WHAT IS REQUIRED -
Look through the data for the string "title". Copy every line where it is found.

Data records for software interfaces -
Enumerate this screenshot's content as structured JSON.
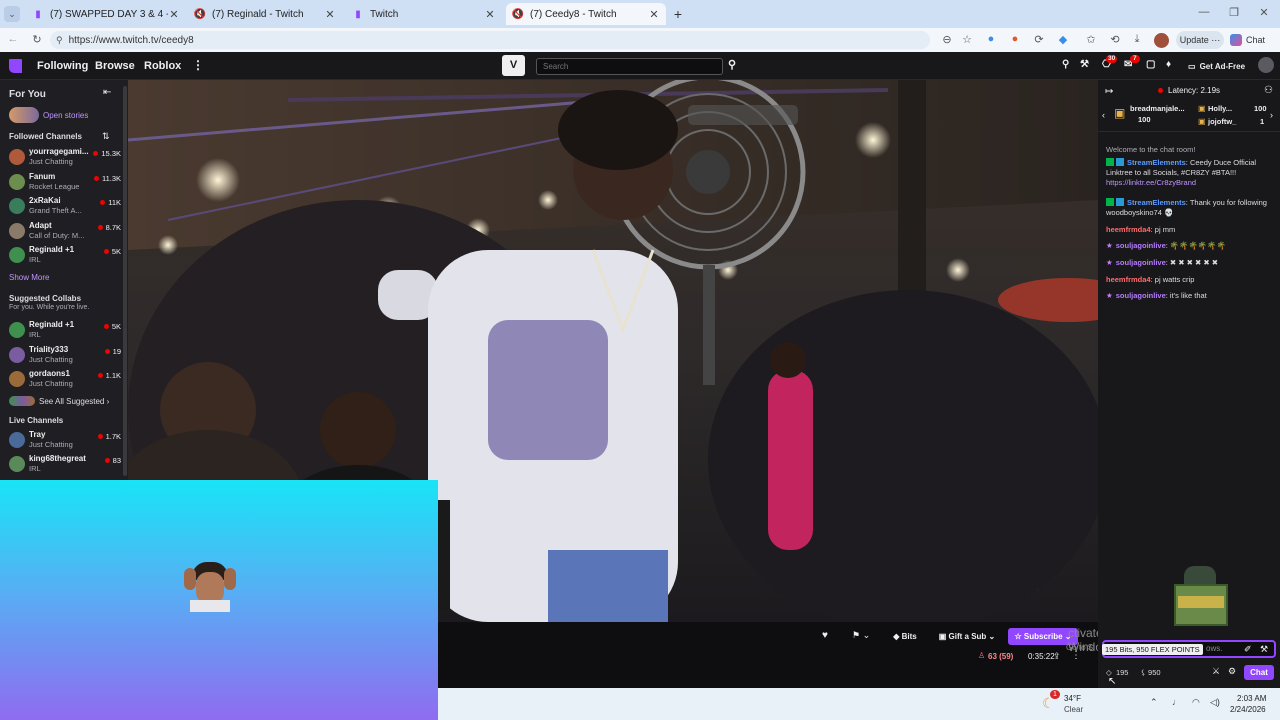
{
  "browser": {
    "tabs": [
      {
        "title": "(7) SWAPPED DAY 3 & 4 - Twitch"
      },
      {
        "title": "(7) Reginald - Twitch"
      },
      {
        "title": "Twitch"
      },
      {
        "title": "(7) Ceedy8 - Twitch"
      }
    ],
    "url": "https://www.twitch.tv/ceedy8",
    "update_label": "Update",
    "chat_label": "Chat"
  },
  "nav": {
    "following": "Following",
    "browse": "Browse",
    "roblox": "Roblox",
    "search_placeholder": "Search",
    "badge_notifications": "30",
    "badge_inbox": "7",
    "ad_free": "Get Ad-Free"
  },
  "sidebar": {
    "for_you": "For You",
    "open_stories": "Open stories",
    "followed_header": "Followed Channels",
    "followed": [
      {
        "name": "yourragegami...",
        "game": "Just Chatting",
        "viewers": "15.3K",
        "color": "#b05a3c"
      },
      {
        "name": "Fanum",
        "game": "Rocket League",
        "viewers": "11.3K",
        "color": "#6b8e4e"
      },
      {
        "name": "2xRaKai",
        "game": "Grand Theft A...",
        "viewers": "11K",
        "color": "#3a7d5c"
      },
      {
        "name": "Adapt",
        "game": "Call of Duty: M...",
        "viewers": "8.7K",
        "color": "#8a7a6a"
      },
      {
        "name": "Reginald +1",
        "game": "IRL",
        "viewers": "5K",
        "color": "#3f8f4f"
      }
    ],
    "show_more": "Show More",
    "suggested_header": "Suggested Collabs",
    "suggested_sub": "For you. While you're live.",
    "suggested": [
      {
        "name": "Reginald +1",
        "game": "IRL",
        "viewers": "5K",
        "color": "#3f8f4f"
      },
      {
        "name": "Triality333",
        "game": "Just Chatting",
        "viewers": "19",
        "color": "#7a5ca0"
      },
      {
        "name": "gordaons1",
        "game": "Just Chatting",
        "viewers": "1.1K",
        "color": "#9a6a3a"
      }
    ],
    "see_all": "See All Suggested",
    "live_header": "Live Channels",
    "live": [
      {
        "name": "Tray",
        "game": "Just Chatting",
        "viewers": "1.7K",
        "color": "#4a6a9a"
      },
      {
        "name": "king68thegreat",
        "game": "IRL",
        "viewers": "83",
        "color": "#5a8a5a"
      }
    ]
  },
  "player": {
    "bits": "Bits",
    "gift_sub": "Gift a Sub",
    "subscribe": "Subscribe",
    "viewers": "63 (59)",
    "uptime": "0:35:22"
  },
  "watermark": {
    "line1": "ctivate Windows",
    "line2": "Go to S",
    "line3": "ows."
  },
  "chat": {
    "latency": "Latency: 2.19s",
    "hype": [
      {
        "user": "breadmanjale...",
        "amount": "100"
      },
      {
        "user": "Holly...",
        "amount": "100"
      },
      {
        "user": "jojoftw_",
        "amount": "1"
      }
    ],
    "welcome": "Welcome to the chat room!",
    "messages": [
      {
        "user": "StreamElements",
        "color": "#5b9bff",
        "text": "Ceedy Duce Official Linktree to all Socials, #CR8ZY #BTA!!!",
        "link": "https://linktr.ee/Cr8zyBrand"
      },
      {
        "user": "StreamElements",
        "color": "#5b9bff",
        "text": "Thank you for following woodboyskino74 💀"
      },
      {
        "user": "heemfrmda4",
        "color": "#ff6b6b",
        "text": "pj mm"
      },
      {
        "user": "souljagoinlive",
        "color": "#b57bff",
        "text": "🌴🌴🌴🌴🌴🌴"
      },
      {
        "user": "souljagoinlive",
        "color": "#b57bff",
        "text": "✖ ✖ ✖ ✖ ✖ ✖"
      },
      {
        "user": "heemfrmda4",
        "color": "#ff6b6b",
        "text": "pj watts crip"
      },
      {
        "user": "souljagoinlive",
        "color": "#b57bff",
        "text": "it's like that"
      }
    ],
    "tooltip": "195 Bits, 950 FLEX POINTS",
    "bits_count": "195",
    "points_count": "950",
    "chat_button": "Chat"
  },
  "taskbar": {
    "weather_temp": "34°F",
    "weather_desc": "Clear",
    "weather_badge": "1",
    "time": "2:03 AM",
    "date": "2/24/2026"
  },
  "colors": {
    "accent": "#9146ff",
    "live_red": "#eb0400",
    "chat_bg": "#18181b"
  }
}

TASK RESULT -
        "title": "(7) SWAPPED DAY 3 & 4 - Twitch"
        "title": "(7) Reginald - Twitch"
        "title": "Twitch"
        "title": "(7) Ceedy8 - Twitch"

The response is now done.